A: Some people call it sea glass, I gather, but my family has always called it beach glass. It’s pieces of glass that have been worn down by the surf and the sand—you can find it pretty much any place there’s ocean and sand, although I don’t have a great eye for it. Much of it is white or green or brown (think beer bottles), but if you’re lucky you can pick some up in red or blue. 

My grandmother owned a house on the Rhode Island coast, and I grew up spending one or two weeks every summer there with all of the cousins on my father’s side of the family (and without many of the aunts and uncles, because my grandmother was a mixture of crazy person and saint). My grandmother also largely grew up on the coast, so she had jars and jars of beach glass. When she died, my father brought home a quart mason jar full of the stuff, which I put into a vase on my mantle. There’s a large piece of turquoise beach glass in there, which I love, even though it’s not fully “cooked” yet—it’s still got a little bit of roughness around the edges. The ocean works its way into all sorts of my poems, and beach glass—sharp and possibly dangerous pieces of everyday refuse turned into something beautiful through the combination of erosion and loss and time—is so highly evocative for me that I have trouble keeping it out of my writing.

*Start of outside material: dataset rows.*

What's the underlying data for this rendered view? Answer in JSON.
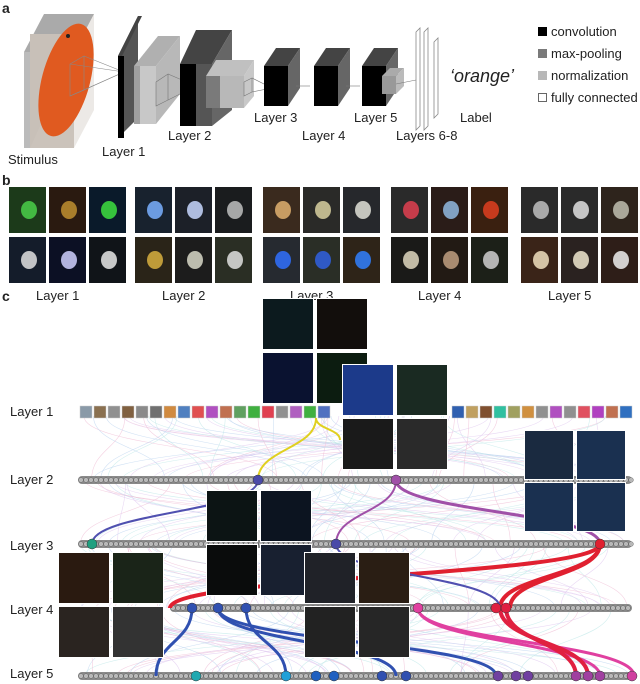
{
  "panel_a": {
    "letter": "a",
    "stimulus_label": "Stimulus",
    "layers": [
      "Layer 1",
      "Layer 2",
      "Layer 3",
      "Layer 4",
      "Layer 5",
      "Layers 6-8"
    ],
    "label_text": "Label",
    "output_label": "‘orange’",
    "legend": [
      {
        "label": "convolution",
        "color": "#000000"
      },
      {
        "label": "max-pooling",
        "color": "#7a7a7a"
      },
      {
        "label": "normalization",
        "color": "#b8b8b8"
      },
      {
        "label": "fully connected",
        "color": "#ffffff"
      }
    ]
  },
  "panel_b": {
    "letter": "b",
    "groups": [
      {
        "label": "Layer 1",
        "tiles": [
          "#1c3a1a",
          "#2a1a10",
          "#0a1a2a",
          "#141c2a",
          "#0c1024",
          "#101418"
        ],
        "accents": [
          "#4ad04a",
          "#c09030",
          "#3ee040",
          "#e0e0e0",
          "#d0d0ff",
          "#e8e8e8"
        ]
      },
      {
        "label": "Layer 2",
        "tiles": [
          "#18222e",
          "#1c2028",
          "#1a1c1e",
          "#2a2418",
          "#1c1c1c",
          "#2a2e24"
        ],
        "accents": [
          "#7ab0ff",
          "#c8d8ff",
          "#c0c0c0",
          "#d8b040",
          "#d8d8c8",
          "#e0e0e0"
        ]
      },
      {
        "label": "Layer 3",
        "tiles": [
          "#3a2a1e",
          "#2a2a28",
          "#26282c",
          "#262a30",
          "#2a2e26",
          "#2e2418"
        ],
        "accents": [
          "#e0b070",
          "#d8d0a0",
          "#e0e0d8",
          "#3070ff",
          "#3060e0",
          "#3080ff"
        ]
      },
      {
        "label": "Layer 4",
        "tiles": [
          "#2a2a2a",
          "#2a1c18",
          "#3a2010",
          "#1a1a18",
          "#221a14",
          "#1c2018"
        ],
        "accents": [
          "#e04050",
          "#90b8e0",
          "#e04020",
          "#e0d8c0",
          "#c0a080",
          "#d0d0d0"
        ]
      },
      {
        "label": "Layer 5",
        "tiles": [
          "#2a2a2a",
          "#2a2a2a",
          "#2e241c",
          "#3a2418",
          "#2a2220",
          "#2e1e18"
        ],
        "accents": [
          "#c0c0c0",
          "#e0e0e0",
          "#c0c0b0",
          "#f0e0c0",
          "#f0e8d0",
          "#f0f0f0"
        ]
      }
    ]
  },
  "panel_c": {
    "letter": "c",
    "layer_labels": [
      "Layer 1",
      "Layer 2",
      "Layer 3",
      "Layer 4",
      "Layer 5"
    ],
    "layer1_filters_left": [
      "#8a9aa8",
      "#8a7050",
      "#909090",
      "#806040",
      "#8a8a8a",
      "#707070",
      "#d08a40",
      "#5080c0",
      "#e05050",
      "#b050c0",
      "#c07050",
      "#60a060",
      "#40b040",
      "#e04050",
      "#909090",
      "#b060c0",
      "#40b040",
      "#5070c0"
    ],
    "layer1_filters_right": [
      "#3060b0",
      "#c0a060",
      "#805030",
      "#30c0a0",
      "#a0a060",
      "#d09040",
      "#909090",
      "#b050c0",
      "#909090",
      "#e05060",
      "#b040c0",
      "#c07050",
      "#3070c0"
    ],
    "node_colors": {
      "layer2": [
        "#4a4aa8",
        "#a050a8"
      ],
      "layer3": [
        "#20a080",
        "#4a4aa8",
        "#e02030"
      ],
      "layer4": [
        "#3050b0",
        "#3050b0",
        "#3050b0",
        "#e040a0",
        "#e02040",
        "#e02040"
      ],
      "layer5": [
        "#20a8b0",
        "#20a0d8",
        "#2060c0",
        "#2060c0",
        "#3050b0",
        "#3050b0",
        "#7040a0",
        "#7040a0",
        "#7040a0",
        "#a040a0",
        "#a040a0",
        "#a040a0",
        "#d040a0"
      ]
    }
  }
}
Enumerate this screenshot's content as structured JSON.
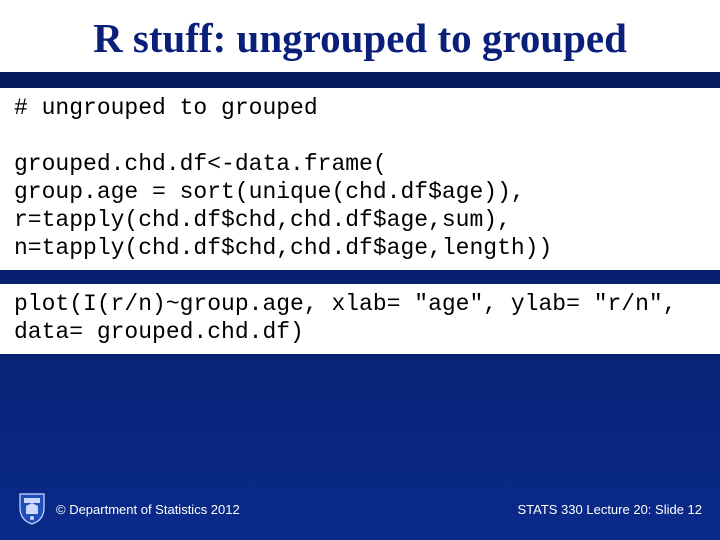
{
  "title": "R stuff: ungrouped to grouped",
  "code": {
    "block1": "# ungrouped to grouped\n\ngrouped.chd.df<-data.frame(\ngroup.age = sort(unique(chd.df$age)),\nr=tapply(chd.df$chd,chd.df$age,sum),\nn=tapply(chd.df$chd,chd.df$age,length))",
    "block2": "plot(I(r/n)~group.age, xlab= \"age\", ylab= \"r/n\",\ndata= grouped.chd.df)"
  },
  "footer": {
    "copyright": "© Department of Statistics 2012",
    "slide_ref": "STATS 330 Lecture 20: Slide 12"
  }
}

Q: What poems or poets do you consider formative inspirations?
A: Oh, wow. There are a lot. Thom Gunn, certainly, is a poet who isn’t read nearly as much as he should be. His poems are like magic to me, especially his way of finding the beauty in ugliness, or the ugliness in beauty. His poems in the voice of serial killer Jeffrey Dahmer are horrifying and awful and somehow poignant and even lovely at times, against all odds and common sense. Those poems (which are included in his last book, Boss Cupid) also showed me how to put together a series, something that I didn’t really understand, or at least didn’t understand as deeply, before I read his work. Molly Peacock uses forms and formal devices in unexpected ways, and I like that, too—I like formal poems that sneak up on you, and I like free-verse poems where the choices are clearly as deliberate as those made in any well-written form. I like that a lot. Agha Shahid Ali’s ghazals have been a huge influence, in large part because of that blurred line between formality and free-verse, and also because of his own relationship to language. I fell in love with Yeats pretty early, and never quite fell out. “But one man loved the pilgrim soul in you / And loved the sorrows of your changing face.” All of that—the rhythm, the word choice, the straightforwardness of it—shows up again and again in Yeats, often even in his more difficult poems, where he’s creating his own complex symbolism. I like Louise Gluck’s use of myth and am drawn to her spare language, although I can’t quite figure out how she does that.


Issue 7, April-June 2011